(Data about app and page elements)
§ §
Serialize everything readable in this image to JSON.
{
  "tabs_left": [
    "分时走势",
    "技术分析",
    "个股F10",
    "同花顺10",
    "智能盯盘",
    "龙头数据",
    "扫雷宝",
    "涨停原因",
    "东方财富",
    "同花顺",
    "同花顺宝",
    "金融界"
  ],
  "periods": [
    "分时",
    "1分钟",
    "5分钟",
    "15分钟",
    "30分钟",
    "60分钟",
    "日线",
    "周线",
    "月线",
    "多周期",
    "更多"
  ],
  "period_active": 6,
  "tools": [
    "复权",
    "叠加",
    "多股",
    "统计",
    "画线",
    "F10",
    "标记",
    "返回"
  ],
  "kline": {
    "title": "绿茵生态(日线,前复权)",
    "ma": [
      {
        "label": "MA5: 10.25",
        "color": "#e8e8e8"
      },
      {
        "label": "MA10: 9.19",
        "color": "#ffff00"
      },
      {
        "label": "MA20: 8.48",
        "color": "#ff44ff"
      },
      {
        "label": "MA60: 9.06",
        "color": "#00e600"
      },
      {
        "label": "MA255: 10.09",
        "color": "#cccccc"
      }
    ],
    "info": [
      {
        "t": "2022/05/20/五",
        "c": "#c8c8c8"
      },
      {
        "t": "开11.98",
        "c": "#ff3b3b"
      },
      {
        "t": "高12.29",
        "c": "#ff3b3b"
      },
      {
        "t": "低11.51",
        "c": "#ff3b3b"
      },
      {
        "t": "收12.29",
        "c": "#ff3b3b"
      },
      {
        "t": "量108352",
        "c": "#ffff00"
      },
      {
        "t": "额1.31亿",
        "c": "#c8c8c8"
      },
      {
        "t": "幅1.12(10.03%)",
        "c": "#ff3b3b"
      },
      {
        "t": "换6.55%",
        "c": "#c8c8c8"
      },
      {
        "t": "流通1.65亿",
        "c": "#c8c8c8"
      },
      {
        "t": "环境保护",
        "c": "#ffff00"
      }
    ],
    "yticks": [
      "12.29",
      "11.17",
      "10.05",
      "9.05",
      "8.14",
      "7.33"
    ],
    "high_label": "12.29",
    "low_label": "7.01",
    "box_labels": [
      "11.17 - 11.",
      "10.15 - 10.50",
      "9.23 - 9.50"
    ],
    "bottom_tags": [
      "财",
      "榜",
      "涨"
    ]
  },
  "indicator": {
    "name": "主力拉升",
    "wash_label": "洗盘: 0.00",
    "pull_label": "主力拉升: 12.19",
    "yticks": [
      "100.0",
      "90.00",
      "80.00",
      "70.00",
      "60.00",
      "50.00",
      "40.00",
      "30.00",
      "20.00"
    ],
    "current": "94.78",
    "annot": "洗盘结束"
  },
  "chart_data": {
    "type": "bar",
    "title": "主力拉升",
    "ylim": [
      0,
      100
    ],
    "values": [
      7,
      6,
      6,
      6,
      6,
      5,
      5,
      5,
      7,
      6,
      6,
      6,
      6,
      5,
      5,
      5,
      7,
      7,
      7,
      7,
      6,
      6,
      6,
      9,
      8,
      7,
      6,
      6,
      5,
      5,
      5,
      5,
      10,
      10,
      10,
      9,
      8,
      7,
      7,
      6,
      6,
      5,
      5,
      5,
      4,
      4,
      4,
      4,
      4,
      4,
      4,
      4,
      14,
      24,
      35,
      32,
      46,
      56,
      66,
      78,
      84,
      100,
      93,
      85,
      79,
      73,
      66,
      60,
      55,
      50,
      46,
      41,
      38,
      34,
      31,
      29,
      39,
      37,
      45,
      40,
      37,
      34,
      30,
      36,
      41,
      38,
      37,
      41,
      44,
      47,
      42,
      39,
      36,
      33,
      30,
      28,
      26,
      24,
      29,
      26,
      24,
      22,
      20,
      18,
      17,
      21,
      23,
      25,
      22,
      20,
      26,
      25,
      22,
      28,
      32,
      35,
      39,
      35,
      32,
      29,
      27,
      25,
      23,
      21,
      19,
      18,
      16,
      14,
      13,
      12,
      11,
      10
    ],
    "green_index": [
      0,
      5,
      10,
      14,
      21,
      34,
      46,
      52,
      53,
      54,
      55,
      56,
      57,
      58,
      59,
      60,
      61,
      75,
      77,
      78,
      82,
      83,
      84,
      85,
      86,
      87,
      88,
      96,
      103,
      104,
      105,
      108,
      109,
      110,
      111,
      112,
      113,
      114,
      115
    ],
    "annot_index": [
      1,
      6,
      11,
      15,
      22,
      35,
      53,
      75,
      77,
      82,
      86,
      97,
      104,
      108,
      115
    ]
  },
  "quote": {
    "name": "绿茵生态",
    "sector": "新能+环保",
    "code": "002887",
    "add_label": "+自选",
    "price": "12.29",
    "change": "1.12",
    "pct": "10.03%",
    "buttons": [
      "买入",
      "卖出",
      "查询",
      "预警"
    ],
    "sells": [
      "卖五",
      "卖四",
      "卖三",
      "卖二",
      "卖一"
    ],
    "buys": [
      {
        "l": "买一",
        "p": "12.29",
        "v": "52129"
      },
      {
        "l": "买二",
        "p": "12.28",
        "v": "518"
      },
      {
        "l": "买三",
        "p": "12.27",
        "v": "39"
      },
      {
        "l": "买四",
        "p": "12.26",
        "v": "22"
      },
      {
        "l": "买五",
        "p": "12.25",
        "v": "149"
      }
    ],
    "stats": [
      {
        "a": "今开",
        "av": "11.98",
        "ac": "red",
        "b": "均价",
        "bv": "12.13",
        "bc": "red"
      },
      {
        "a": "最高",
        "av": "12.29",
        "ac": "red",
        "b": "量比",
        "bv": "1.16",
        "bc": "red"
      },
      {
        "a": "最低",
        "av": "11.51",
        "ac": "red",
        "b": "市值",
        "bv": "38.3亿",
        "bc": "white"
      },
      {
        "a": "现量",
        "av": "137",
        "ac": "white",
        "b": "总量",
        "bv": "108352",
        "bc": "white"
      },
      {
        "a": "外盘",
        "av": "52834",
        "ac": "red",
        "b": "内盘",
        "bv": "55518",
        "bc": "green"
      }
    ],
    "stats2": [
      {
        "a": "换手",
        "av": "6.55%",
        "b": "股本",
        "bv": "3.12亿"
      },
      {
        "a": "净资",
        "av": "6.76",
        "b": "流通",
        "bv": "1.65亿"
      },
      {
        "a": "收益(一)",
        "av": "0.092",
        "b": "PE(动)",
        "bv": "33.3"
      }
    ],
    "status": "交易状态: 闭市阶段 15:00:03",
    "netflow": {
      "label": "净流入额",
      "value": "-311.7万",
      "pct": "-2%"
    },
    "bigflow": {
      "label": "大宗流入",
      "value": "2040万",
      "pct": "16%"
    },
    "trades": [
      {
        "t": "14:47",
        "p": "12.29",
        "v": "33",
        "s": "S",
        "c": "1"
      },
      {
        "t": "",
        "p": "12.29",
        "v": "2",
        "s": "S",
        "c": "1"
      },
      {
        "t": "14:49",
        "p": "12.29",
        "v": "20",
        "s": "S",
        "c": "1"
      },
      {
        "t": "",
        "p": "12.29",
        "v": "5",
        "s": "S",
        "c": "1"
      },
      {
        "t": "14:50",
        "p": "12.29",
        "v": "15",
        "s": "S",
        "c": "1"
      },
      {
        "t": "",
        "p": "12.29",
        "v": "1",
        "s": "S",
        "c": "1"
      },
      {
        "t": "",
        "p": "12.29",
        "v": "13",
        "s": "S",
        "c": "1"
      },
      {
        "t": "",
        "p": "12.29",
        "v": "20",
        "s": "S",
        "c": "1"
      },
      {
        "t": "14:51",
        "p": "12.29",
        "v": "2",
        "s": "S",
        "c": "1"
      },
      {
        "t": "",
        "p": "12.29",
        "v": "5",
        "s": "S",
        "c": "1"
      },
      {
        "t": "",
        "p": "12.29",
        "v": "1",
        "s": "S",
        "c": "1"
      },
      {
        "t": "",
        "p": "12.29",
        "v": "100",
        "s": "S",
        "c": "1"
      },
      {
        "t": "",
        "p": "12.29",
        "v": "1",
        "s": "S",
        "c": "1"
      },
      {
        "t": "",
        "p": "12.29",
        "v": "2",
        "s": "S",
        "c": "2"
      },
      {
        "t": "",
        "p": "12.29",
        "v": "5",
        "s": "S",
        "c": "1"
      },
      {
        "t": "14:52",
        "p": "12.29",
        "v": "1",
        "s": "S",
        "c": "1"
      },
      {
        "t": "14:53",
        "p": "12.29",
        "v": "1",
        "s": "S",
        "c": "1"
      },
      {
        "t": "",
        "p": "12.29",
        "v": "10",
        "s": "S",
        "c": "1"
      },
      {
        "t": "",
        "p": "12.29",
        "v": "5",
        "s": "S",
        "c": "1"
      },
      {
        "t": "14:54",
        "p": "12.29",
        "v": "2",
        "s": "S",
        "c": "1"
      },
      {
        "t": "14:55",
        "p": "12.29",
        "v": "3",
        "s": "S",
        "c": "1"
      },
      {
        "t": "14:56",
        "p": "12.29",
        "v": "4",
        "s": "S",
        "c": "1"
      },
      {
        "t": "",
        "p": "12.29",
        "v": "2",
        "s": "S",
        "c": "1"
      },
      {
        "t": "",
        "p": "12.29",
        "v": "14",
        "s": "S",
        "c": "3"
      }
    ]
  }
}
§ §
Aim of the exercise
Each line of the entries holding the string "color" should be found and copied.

Exercise output
        "color": "#e8e8e8"
        "color": "#ffff00"
        "color": "#ff44ff"
        "color": "#00e600"
        "color": "#cccccc"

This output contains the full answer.